Study material -
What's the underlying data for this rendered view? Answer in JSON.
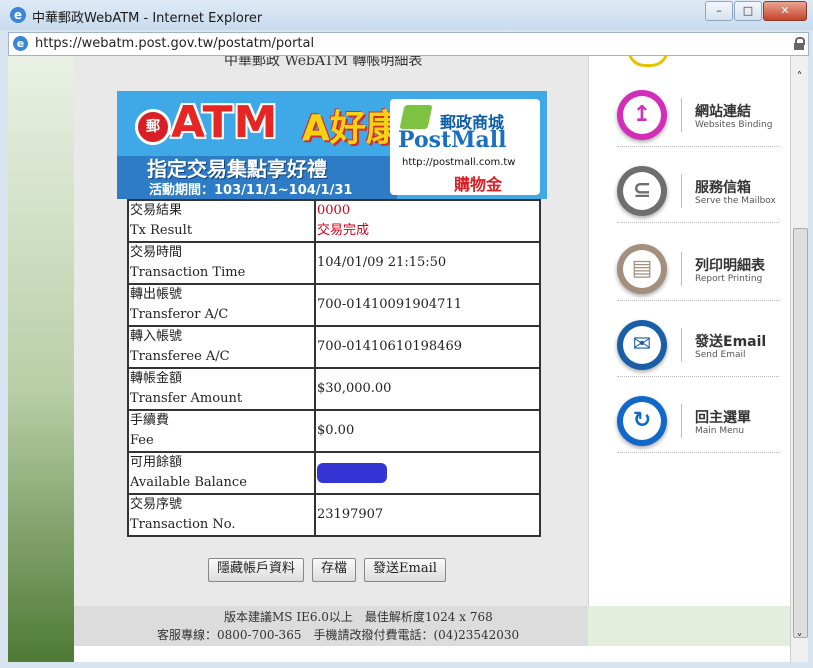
{
  "window": {
    "title": "中華郵政WebATM - Internet Explorer",
    "ie_icon_glyph": "e",
    "minimize_glyph": "–",
    "maximize_glyph": "□",
    "close_glyph": "✕",
    "url": "https://webatm.post.gov.tw/postatm/portal"
  },
  "page": {
    "report_title": "中華郵政 WebATM 轉帳明細表"
  },
  "banner": {
    "logo_text": "郵",
    "atm_text": "ATM",
    "good_text": "A好康",
    "subtitle": "指定交易集點享好禮",
    "period": "活動期間：103/11/1~104/1/31",
    "shop_name": "郵政商城",
    "shop_brand": "PostMall",
    "shop_url": "http://postmall.com.tw",
    "shop_gold": "購物金"
  },
  "transaction": {
    "rows": [
      {
        "label_cn": "交易結果",
        "label_en": "Tx Result",
        "value": "0000",
        "value2": "交易完成"
      },
      {
        "label_cn": "交易時間",
        "label_en": "Transaction Time",
        "value": "104/01/09 21:15:50"
      },
      {
        "label_cn": "轉出帳號",
        "label_en": "Transferor A/C",
        "value": "700-01410091904711"
      },
      {
        "label_cn": "轉入帳號",
        "label_en": "Transferee A/C",
        "value": "700-01410610198469"
      },
      {
        "label_cn": "轉帳金額",
        "label_en": "Transfer Amount",
        "value": "$30,000.00"
      },
      {
        "label_cn": "手續費",
        "label_en": "Fee",
        "value": "$0.00"
      },
      {
        "label_cn": "可用餘額",
        "label_en": "Available Balance",
        "value": ""
      },
      {
        "label_cn": "交易序號",
        "label_en": "Transaction No.",
        "value": "23197907"
      }
    ]
  },
  "buttons": {
    "hide_account": "隱藏帳戶資料",
    "save": "存檔",
    "send_email": "發送Email"
  },
  "footer": {
    "line1": "版本建議MS IE6.0以上　最佳解析度1024 x 768",
    "line2": "客服專線：0800-700-365　手機請改撥付費電話：(04)23542030"
  },
  "menu": {
    "items": [
      {
        "cn": "網站連結",
        "en": "Websites Binding",
        "glyph": "↥",
        "color": "#d12fb8"
      },
      {
        "cn": "服務信箱",
        "en": "Serve the Mailbox",
        "glyph": "⊆",
        "color": "#6e6e6e"
      },
      {
        "cn": "列印明細表",
        "en": "Report Printing",
        "glyph": "▤",
        "color": "#a28f7e"
      },
      {
        "cn": "發送Email",
        "en": "Send Email",
        "glyph": "✉",
        "color": "#1a5fa6"
      },
      {
        "cn": "回主選單",
        "en": "Main Menu",
        "glyph": "↻",
        "color": "#1268c9"
      }
    ]
  },
  "scrollbar": {
    "up_glyph": "˄",
    "down_glyph": "˅"
  }
}
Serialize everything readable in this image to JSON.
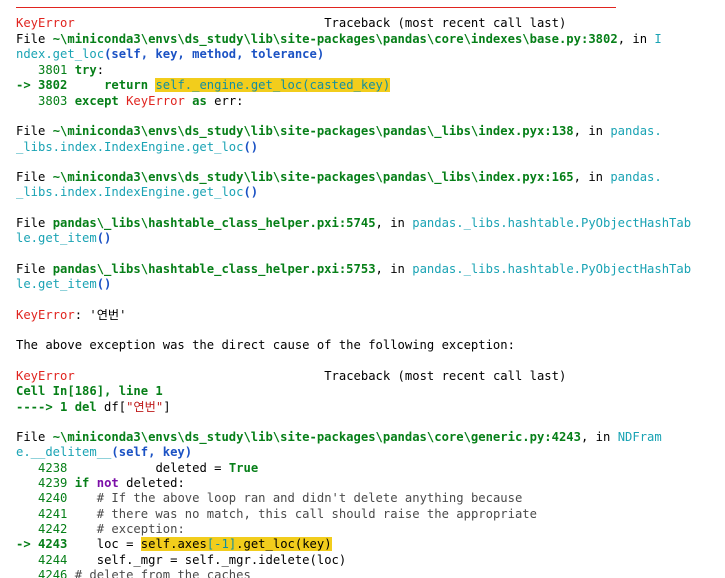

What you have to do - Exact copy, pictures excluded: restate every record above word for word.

Result -
What's the underlying data for this rendered view? Answer in JSON.
{
  "window": {
    "title": "中華郵政WebATM - Internet Explorer",
    "ie_icon_glyph": "e",
    "minimize_glyph": "–",
    "maximize_glyph": "□",
    "close_glyph": "✕",
    "url": "https://webatm.post.gov.tw/postatm/portal"
  },
  "page": {
    "report_title": "中華郵政 WebATM 轉帳明細表"
  },
  "banner": {
    "logo_text": "郵",
    "atm_text": "ATM",
    "good_text": "A好康",
    "subtitle": "指定交易集點享好禮",
    "period": "活動期間：103/11/1~104/1/31",
    "shop_name": "郵政商城",
    "shop_brand": "PostMall",
    "shop_url": "http://postmall.com.tw",
    "shop_gold": "購物金"
  },
  "transaction": {
    "rows": [
      {
        "label_cn": "交易結果",
        "label_en": "Tx Result",
        "value": "0000",
        "value2": "交易完成"
      },
      {
        "label_cn": "交易時間",
        "label_en": "Transaction Time",
        "value": "104/01/09 21:15:50"
      },
      {
        "label_cn": "轉出帳號",
        "label_en": "Transferor A/C",
        "value": "700-01410091904711"
      },
      {
        "label_cn": "轉入帳號",
        "label_en": "Transferee A/C",
        "value": "700-01410610198469"
      },
      {
        "label_cn": "轉帳金額",
        "label_en": "Transfer Amount",
        "value": "$30,000.00"
      },
      {
        "label_cn": "手續費",
        "label_en": "Fee",
        "value": "$0.00"
      },
      {
        "label_cn": "可用餘額",
        "label_en": "Available Balance",
        "value": ""
      },
      {
        "label_cn": "交易序號",
        "label_en": "Transaction No.",
        "value": "23197907"
      }
    ]
  },
  "buttons": {
    "hide_account": "隱藏帳戶資料",
    "save": "存檔",
    "send_email": "發送Email"
  },
  "footer": {
    "line1": "版本建議MS IE6.0以上　最佳解析度1024 x 768",
    "line2": "客服專線：0800-700-365　手機請改撥付費電話：(04)23542030"
  },
  "menu": {
    "items": [
      {
        "cn": "網站連結",
        "en": "Websites Binding",
        "glyph": "↥",
        "color": "#d12fb8"
      },
      {
        "cn": "服務信箱",
        "en": "Serve the Mailbox",
        "glyph": "⊆",
        "color": "#6e6e6e"
      },
      {
        "cn": "列印明細表",
        "en": "Report Printing",
        "glyph": "▤",
        "color": "#a28f7e"
      },
      {
        "cn": "發送Email",
        "en": "Send Email",
        "glyph": "✉",
        "color": "#1a5fa6"
      },
      {
        "cn": "回主選單",
        "en": "Main Menu",
        "glyph": "↻",
        "color": "#1268c9"
      }
    ]
  },
  "scrollbar": {
    "up_glyph": "˄",
    "down_glyph": "˅"
  }
}
Serialize everything readable in this image to JSON.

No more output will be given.